**EXERCISE DETAILS**
Set the entries down once more, exactly as they are worded.

**SUPPLIED RECORDS**

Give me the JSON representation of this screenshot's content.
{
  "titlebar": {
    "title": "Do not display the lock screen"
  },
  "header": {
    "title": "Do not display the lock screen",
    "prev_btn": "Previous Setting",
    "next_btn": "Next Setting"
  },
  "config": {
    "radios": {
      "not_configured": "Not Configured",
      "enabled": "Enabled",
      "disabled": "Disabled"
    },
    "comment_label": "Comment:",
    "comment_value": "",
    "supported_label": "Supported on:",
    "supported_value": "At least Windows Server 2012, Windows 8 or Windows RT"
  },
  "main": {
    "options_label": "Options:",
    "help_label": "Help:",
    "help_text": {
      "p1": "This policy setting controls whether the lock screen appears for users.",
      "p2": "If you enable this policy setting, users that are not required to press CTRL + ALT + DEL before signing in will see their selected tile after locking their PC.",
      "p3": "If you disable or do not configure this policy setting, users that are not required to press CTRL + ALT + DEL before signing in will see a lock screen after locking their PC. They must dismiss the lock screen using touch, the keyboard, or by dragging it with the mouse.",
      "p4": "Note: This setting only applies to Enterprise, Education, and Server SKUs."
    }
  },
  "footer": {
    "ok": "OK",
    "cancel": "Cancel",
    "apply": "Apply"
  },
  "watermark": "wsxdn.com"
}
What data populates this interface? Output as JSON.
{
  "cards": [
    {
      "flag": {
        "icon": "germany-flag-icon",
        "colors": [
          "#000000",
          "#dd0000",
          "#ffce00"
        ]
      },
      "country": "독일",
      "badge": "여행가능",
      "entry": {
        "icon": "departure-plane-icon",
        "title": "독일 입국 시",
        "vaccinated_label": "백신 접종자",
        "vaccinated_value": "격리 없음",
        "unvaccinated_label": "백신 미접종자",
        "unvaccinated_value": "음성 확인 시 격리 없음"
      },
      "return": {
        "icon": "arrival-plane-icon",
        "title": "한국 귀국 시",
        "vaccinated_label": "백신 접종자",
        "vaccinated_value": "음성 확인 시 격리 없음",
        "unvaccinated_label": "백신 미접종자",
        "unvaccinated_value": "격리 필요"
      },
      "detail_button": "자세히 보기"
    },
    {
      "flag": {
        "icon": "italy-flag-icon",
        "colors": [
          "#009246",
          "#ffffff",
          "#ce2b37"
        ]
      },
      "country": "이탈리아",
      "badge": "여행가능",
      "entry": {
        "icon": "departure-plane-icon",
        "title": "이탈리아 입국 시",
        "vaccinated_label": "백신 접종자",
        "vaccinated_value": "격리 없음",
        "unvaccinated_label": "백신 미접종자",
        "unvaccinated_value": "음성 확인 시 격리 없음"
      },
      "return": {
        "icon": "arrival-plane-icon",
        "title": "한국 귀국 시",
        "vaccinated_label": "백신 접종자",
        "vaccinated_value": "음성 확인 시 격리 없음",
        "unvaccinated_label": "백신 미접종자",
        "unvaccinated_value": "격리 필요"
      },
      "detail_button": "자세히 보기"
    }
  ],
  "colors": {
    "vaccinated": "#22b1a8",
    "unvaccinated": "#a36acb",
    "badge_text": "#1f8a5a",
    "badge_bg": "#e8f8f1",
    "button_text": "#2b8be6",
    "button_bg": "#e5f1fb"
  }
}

**RESPONSE TO THIS EXERCISE**
Give me the JSON representation of this screenshot's content.
{
  "titlebar": {
    "title": "Do not display the lock screen"
  },
  "header": {
    "title": "Do not display the lock screen",
    "prev_btn": "Previous Setting",
    "next_btn": "Next Setting"
  },
  "config": {
    "radios": {
      "not_configured": "Not Configured",
      "enabled": "Enabled",
      "disabled": "Disabled"
    },
    "comment_label": "Comment:",
    "comment_value": "",
    "supported_label": "Supported on:",
    "supported_value": "At least Windows Server 2012, Windows 8 or Windows RT"
  },
  "main": {
    "options_label": "Options:",
    "help_label": "Help:",
    "help_text": {
      "p1": "This policy setting controls whether the lock screen appears for users.",
      "p2": "If you enable this policy setting, users that are not required to press CTRL + ALT + DEL before signing in will see their selected tile after locking their PC.",
      "p3": "If you disable or do not configure this policy setting, users that are not required to press CTRL + ALT + DEL before signing in will see a lock screen after locking their PC. They must dismiss the lock screen using touch, the keyboard, or by dragging it with the mouse.",
      "p4": "Note: This setting only applies to Enterprise, Education, and Server SKUs."
    }
  },
  "footer": {
    "ok": "OK",
    "cancel": "Cancel",
    "apply": "Apply"
  },
  "watermark": "wsxdn.com"
}
What data populates this interface? Output as JSON.
{
  "cards": [
    {
      "flag": {
        "icon": "germany-flag-icon",
        "colors": [
          "#000000",
          "#dd0000",
          "#ffce00"
        ]
      },
      "country": "독일",
      "badge": "여행가능",
      "entry": {
        "icon": "departure-plane-icon",
        "title": "독일 입국 시",
        "vaccinated_label": "백신 접종자",
        "vaccinated_value": "격리 없음",
        "unvaccinated_label": "백신 미접종자",
        "unvaccinated_value": "음성 확인 시 격리 없음"
      },
      "return": {
        "icon": "arrival-plane-icon",
        "title": "한국 귀국 시",
        "vaccinated_label": "백신 접종자",
        "vaccinated_value": "음성 확인 시 격리 없음",
        "unvaccinated_label": "백신 미접종자",
        "unvaccinated_value": "격리 필요"
      },
      "detail_button": "자세히 보기"
    },
    {
      "flag": {
        "icon": "italy-flag-icon",
        "colors": [
          "#009246",
          "#ffffff",
          "#ce2b37"
        ]
      },
      "country": "이탈리아",
      "badge": "여행가능",
      "entry": {
        "icon": "departure-plane-icon",
        "title": "이탈리아 입국 시",
        "vaccinated_label": "백신 접종자",
        "vaccinated_value": "격리 없음",
        "unvaccinated_label": "백신 미접종자",
        "unvaccinated_value": "음성 확인 시 격리 없음"
      },
      "return": {
        "icon": "arrival-plane-icon",
        "title": "한국 귀국 시",
        "vaccinated_label": "백신 접종자",
        "vaccinated_value": "음성 확인 시 격리 없음",
        "unvaccinated_label": "백신 미접종자",
        "unvaccinated_value": "격리 필요"
      },
      "detail_button": "자세히 보기"
    }
  ],
  "colors": {
    "vaccinated": "#22b1a8",
    "unvaccinated": "#a36acb",
    "badge_text": "#1f8a5a",
    "badge_bg": "#e8f8f1",
    "button_text": "#2b8be6",
    "button_bg": "#e5f1fb"
  }
}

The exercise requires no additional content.